Ever since I can remember I loved spending time at my uncle Stewart’s auto repair shop in Thornhill, Ont. As a child, I’d help wash cars, clean up the shop floor and help out with small repairs. Over time, uncle Stewart made a profound difference in the way I think about money and investing. In fact, his auto garage turned out to be the perfect place to hear stories about the importance of building wealth from a young age.
Uncle Stewart had bought his own house 20 years ago and built his wealth slowly by paying down the mortgage quickly. The lesson for me was obvious—buy a house, pay yourself first by paying off the mortgage regularly and one day, you’ll wake up and the house will be worth a lot of money. For years I watched my mom, a single mom, work hard as a homecare worker and save whatever money she could. Then, three years ago, she bought her first house, too. Seeing both my mom and my uncle have such a passion for building wealth through home ownership inspired me and that’s when I decided to buy a home of my own and start building wealth for myself. But how to start?
Since I loved tech courses I talked to my Grade 11 teacher who encouraged me to continue my studies in auto mechanics. As a result I started a co-op term in auto mechanics during my high school years and after graduating high school, I was hired by the head mechanic of a local auto repair shop as an apprentice. Today I work with a fully-licensed mechanic, making $14.65 an hour. Within weeks of starting my full-time job, a friend explained to me how he was saving $500 every two weeks in the hopes of building up a few thousand dollars to invest. I was paying my mom $200 a month in rent to help with expenses, which was minimal, so I made a decision to concentrate on saving up money for a down payment on a house. After 15 months, I had saved $6,500 and I was spending weekends going around to pre-construction sites and checking out house prices.
In November 2013, I took the leap and bought a 1,300 square-foot freehold townhouse for $236,000 in Shelburne, Ont., 100 km northwest of where I live in Ajax, Ont. I was 19 at the time. Upon signing, I put down $3,000 and I’ve been paying $1,000 each month to the builder for over a year now. My plan is to rent the townhouse out for $1,300 a month—almost enough to carry all expenses—when I get possession this fall. At that time, I’ll have enough saved up for closing costs as well as $7,000 extra to put towards the mortgage.
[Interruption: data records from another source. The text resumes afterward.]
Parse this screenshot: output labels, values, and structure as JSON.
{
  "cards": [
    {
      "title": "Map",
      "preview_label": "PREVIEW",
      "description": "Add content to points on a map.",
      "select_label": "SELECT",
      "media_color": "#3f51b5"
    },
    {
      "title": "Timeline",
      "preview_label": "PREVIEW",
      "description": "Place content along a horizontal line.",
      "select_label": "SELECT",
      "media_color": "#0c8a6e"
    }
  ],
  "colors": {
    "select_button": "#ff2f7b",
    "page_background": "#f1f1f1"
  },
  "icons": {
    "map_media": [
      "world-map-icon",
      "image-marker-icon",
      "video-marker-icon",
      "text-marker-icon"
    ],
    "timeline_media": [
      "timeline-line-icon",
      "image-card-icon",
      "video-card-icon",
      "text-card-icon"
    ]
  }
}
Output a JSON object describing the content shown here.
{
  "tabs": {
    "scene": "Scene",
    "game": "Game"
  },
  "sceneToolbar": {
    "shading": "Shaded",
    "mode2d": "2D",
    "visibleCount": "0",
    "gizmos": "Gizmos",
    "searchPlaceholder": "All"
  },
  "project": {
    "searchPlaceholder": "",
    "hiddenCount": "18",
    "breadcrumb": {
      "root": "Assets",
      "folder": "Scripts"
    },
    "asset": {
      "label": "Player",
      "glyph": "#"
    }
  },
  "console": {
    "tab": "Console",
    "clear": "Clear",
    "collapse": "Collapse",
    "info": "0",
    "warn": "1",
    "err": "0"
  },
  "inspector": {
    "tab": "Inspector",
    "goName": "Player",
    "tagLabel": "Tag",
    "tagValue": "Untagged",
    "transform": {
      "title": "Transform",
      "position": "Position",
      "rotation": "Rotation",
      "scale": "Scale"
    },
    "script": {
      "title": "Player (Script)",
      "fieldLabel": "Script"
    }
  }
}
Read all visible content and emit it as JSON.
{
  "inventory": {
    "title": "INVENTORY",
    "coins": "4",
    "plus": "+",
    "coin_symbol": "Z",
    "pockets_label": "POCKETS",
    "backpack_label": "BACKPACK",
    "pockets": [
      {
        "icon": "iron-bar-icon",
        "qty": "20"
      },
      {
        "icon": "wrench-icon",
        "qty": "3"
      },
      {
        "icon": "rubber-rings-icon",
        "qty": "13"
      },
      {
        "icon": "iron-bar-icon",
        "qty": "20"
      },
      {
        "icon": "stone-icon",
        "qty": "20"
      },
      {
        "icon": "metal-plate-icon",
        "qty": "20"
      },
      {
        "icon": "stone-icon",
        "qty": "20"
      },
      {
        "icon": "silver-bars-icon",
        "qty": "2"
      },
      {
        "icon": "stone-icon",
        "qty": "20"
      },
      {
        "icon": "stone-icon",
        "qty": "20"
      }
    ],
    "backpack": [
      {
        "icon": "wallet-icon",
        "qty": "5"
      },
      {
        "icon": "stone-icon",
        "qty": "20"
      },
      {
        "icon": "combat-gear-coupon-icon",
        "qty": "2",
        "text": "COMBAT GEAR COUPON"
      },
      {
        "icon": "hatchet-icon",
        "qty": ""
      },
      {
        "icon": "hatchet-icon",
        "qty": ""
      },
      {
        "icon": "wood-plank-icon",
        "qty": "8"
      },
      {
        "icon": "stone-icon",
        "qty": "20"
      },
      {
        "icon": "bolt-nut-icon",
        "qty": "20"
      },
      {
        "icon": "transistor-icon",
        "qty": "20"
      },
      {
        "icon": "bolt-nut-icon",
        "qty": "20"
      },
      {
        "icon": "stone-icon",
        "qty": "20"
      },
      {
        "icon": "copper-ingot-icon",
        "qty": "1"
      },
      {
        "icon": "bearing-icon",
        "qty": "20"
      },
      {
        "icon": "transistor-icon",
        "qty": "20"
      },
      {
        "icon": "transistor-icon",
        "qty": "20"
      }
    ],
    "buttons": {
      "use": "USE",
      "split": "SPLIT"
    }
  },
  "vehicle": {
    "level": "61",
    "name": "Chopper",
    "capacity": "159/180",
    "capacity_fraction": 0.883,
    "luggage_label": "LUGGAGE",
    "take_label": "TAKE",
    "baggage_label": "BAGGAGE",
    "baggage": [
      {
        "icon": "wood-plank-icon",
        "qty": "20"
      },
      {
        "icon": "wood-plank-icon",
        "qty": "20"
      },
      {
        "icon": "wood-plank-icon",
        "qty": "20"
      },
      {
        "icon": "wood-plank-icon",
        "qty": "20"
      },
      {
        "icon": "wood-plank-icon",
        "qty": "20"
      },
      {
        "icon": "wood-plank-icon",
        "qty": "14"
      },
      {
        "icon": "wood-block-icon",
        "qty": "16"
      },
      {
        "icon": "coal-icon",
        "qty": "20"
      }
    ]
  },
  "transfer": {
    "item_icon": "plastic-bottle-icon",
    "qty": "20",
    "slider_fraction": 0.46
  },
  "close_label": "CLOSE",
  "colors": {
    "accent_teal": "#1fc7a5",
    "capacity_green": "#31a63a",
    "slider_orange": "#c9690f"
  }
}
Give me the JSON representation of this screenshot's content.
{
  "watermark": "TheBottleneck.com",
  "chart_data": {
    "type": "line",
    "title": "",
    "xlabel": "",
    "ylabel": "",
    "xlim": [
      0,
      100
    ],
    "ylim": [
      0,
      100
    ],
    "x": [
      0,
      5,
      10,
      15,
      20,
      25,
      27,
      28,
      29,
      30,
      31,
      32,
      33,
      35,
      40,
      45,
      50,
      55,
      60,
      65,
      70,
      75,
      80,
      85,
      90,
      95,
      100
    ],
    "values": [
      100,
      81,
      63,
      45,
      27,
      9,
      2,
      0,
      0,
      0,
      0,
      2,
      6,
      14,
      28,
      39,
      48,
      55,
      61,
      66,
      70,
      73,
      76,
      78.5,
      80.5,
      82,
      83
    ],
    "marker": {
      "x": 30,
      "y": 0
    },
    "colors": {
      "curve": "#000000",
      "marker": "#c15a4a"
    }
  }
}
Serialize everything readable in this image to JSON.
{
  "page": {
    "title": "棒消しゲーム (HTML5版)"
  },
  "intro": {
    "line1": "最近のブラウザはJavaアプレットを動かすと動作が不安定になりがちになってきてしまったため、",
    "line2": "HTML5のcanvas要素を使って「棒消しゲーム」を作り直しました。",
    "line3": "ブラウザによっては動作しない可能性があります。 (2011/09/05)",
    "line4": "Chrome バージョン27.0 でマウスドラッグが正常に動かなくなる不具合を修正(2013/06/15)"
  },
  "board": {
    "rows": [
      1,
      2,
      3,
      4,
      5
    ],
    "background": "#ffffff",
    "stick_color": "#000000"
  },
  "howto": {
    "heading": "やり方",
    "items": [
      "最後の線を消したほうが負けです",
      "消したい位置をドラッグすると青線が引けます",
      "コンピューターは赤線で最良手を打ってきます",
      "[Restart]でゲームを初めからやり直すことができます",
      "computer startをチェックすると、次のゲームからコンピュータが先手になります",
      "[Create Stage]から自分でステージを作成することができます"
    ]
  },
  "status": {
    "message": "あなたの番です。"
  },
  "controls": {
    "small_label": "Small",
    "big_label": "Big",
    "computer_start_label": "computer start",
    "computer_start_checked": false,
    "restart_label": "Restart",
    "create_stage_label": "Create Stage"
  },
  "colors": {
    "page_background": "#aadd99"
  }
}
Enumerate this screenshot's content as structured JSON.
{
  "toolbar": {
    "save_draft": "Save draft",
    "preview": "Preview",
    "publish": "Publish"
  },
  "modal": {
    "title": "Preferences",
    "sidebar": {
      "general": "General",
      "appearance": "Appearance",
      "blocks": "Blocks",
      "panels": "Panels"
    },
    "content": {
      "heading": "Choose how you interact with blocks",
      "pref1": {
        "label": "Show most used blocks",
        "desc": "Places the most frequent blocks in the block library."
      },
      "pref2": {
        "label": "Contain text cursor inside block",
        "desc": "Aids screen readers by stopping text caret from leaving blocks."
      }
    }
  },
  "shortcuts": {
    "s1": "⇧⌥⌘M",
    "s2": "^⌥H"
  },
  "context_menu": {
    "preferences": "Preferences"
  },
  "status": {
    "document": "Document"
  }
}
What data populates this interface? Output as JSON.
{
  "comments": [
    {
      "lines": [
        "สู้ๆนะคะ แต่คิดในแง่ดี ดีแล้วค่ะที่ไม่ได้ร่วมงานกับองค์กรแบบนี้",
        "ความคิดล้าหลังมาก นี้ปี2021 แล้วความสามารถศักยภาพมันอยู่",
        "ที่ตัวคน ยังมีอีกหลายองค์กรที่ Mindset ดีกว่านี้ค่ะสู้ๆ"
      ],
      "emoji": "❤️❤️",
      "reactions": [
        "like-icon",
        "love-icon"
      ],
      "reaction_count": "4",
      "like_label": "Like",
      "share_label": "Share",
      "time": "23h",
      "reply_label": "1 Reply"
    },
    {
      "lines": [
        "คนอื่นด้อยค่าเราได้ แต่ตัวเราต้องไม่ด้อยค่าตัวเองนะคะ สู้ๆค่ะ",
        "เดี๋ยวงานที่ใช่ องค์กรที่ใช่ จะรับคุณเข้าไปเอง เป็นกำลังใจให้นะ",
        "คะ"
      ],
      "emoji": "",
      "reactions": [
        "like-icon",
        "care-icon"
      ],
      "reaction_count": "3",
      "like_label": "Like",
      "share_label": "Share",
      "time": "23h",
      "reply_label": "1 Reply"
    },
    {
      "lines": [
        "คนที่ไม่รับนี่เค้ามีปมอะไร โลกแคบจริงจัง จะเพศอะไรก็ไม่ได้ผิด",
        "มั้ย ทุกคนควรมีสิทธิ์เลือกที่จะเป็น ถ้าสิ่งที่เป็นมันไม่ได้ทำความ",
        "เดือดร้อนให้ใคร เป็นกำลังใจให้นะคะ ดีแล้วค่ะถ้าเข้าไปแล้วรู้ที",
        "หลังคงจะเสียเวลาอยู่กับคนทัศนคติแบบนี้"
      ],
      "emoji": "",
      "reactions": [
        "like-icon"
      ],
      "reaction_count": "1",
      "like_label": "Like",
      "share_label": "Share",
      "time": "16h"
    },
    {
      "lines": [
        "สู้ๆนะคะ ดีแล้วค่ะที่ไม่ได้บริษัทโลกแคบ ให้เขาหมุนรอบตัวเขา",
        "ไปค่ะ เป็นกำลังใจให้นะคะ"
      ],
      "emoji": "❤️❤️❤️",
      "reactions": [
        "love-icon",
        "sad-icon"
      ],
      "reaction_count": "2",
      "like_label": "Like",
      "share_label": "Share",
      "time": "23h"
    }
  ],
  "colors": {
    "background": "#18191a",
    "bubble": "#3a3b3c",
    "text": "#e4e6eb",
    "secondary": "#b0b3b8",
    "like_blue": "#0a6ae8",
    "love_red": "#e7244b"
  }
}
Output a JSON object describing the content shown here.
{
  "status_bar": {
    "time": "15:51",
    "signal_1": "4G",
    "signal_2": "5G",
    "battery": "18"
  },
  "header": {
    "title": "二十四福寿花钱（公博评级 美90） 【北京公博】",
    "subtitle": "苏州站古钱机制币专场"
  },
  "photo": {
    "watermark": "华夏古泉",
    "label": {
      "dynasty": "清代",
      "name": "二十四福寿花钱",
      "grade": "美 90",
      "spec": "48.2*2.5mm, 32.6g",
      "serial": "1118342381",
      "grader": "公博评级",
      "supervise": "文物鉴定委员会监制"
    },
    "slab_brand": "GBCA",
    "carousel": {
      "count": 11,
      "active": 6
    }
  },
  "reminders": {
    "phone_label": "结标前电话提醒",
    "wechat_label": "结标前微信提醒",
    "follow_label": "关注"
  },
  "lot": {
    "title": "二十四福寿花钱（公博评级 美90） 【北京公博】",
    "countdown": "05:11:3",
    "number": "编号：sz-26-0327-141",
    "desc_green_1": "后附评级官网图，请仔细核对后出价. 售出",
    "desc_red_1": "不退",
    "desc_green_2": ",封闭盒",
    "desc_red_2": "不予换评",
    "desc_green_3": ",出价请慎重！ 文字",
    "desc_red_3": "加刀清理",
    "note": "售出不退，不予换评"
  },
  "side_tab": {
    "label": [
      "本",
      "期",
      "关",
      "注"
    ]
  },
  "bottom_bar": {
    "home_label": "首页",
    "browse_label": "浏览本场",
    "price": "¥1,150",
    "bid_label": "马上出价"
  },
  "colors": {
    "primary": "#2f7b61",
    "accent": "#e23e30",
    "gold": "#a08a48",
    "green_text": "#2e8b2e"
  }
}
My long-term plan is to live with my mom in Ajax for a few more years as I steadily pay down the mortgage on my Shelburne house. I’ll contribute $350 every two weeks towards the mortgage principal and put a further $300 a month towards a fund for repairs. My goal is to have the house paid off in 10 years—and I think I can do it. When I’m a fully licensed mechanical technician three years from now, I’ll earn $60,000 to $90,000 annually and will put any disposable income towards paying down the mortgage. Eventually, I’d like to buy a duplex in a university town and maybe even open up my own auto mechanic shop.
Even with a full-time job and more responsibility real estate investing will always be part of my life. Why? Because real estate is a useful commodity that I understand. I’ve read enough personal finance stories to know that the earlier you start saving towards your financial goal, the more time you have to reach it and become a success. I intend to do just that.
My advice to kids my age is this: it’s never too early to simply stop buying more trendy stuff and start focusing on longer-term goals. Buying real estate has made me feel like I’m moving forward with my life and building my nest egg. That works for me, and if you have the passion I do, it will work for you too.
—As told to Julie Cazzin